Without modern furnaces or space-heaters, there were only two ways to keep warm in a medieval winter: fire and the animal heat of other living creatures.
We take fireplaces for granted, and indeed fireplaces were a medieval invention. They came in originally during the twelfth century but did not become common until the thirteenth, and were very much something for the elite. Before then, and for peasants throughout most of the rest of the Middle Ages, the normal source of heat was a fire pit in the middle of the room. The smoke found its way out through small holes under the roof.
Although one would always reek of woodsmoke from such an arrangement (and probably wouldn't do one's lungs any favors), it was much more efficient in heating a building than was a fireplace. A modern fireplace is very inefficient, with most of the heat going up the chimney along with the smoke. It is pleasant on a cold night but not particularly warming--unless the furnace has quit and it's all one has. Because making a good masonry fireplace and chimney that would not themselves catch fire was expensive, and because one needed a lot more wood to keep a place warm with a fireplace than with a fire pit, only the wealthy could afford one.
Other than fire, one had to rely on animal heat. Even now, except in the coldest climates, barns are not heated, because all those animals close together can keep the place (reasonably) warm. Medieval peasants typically had houses built right up to where they kept the animals. The animals did not actually share their living space, but they were close enough to keep it from freezing.
Then there was snuggling up with other people. Twin beds would have made no sense for ordinary people in the Middle Ages; you wanted to sleep close to other people, with or without the activities that "sleeping together" now implies. Today those who enjoy winter camping have down sleeping bags. The Middle Ages did not have Goretex but it certainly had featherbeds, wool blankets, and furs to keep them warm at night. The temptation to spend much of the winter in bed must have been strong, especially for the peasants, who had few chores that needed doing in the coldest part of the year, other than seeing to their animals.
In monasteries, the monks did actually have separate beds and just a few blankets, deliberately kept minimal because one's life was supposed to be simple and hard. Otherwise, how could one rise above luxuriating in things of the flesh?

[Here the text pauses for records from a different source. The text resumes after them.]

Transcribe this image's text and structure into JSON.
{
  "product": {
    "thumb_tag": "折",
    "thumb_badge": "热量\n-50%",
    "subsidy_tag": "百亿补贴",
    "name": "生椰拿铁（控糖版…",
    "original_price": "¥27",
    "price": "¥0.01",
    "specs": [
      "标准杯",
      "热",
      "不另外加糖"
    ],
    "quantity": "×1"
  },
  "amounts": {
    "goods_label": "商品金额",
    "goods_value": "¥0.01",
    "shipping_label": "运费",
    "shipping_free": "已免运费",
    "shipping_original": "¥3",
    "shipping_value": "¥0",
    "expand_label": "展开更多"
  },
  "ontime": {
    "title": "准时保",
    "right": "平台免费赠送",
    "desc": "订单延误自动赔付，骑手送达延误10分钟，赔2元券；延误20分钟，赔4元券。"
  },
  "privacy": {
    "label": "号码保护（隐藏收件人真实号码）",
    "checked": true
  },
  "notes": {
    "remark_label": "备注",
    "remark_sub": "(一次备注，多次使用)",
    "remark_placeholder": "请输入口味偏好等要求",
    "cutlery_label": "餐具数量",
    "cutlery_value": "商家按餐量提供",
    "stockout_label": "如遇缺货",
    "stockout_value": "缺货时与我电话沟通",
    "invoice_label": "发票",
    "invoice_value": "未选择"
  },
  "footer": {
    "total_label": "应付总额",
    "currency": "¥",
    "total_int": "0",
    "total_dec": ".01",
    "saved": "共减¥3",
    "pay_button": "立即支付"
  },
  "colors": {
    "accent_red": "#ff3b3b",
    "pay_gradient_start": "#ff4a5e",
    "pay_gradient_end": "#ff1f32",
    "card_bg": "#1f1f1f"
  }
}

We have no idea how lucky we are with modern high efficiency furnaces. For that matter, medieval people would have killed for the wood stoves ("Franklin" stoves, invented by Ben himself) of the late eighteenth century.
See more here on winter in the Middle Ages.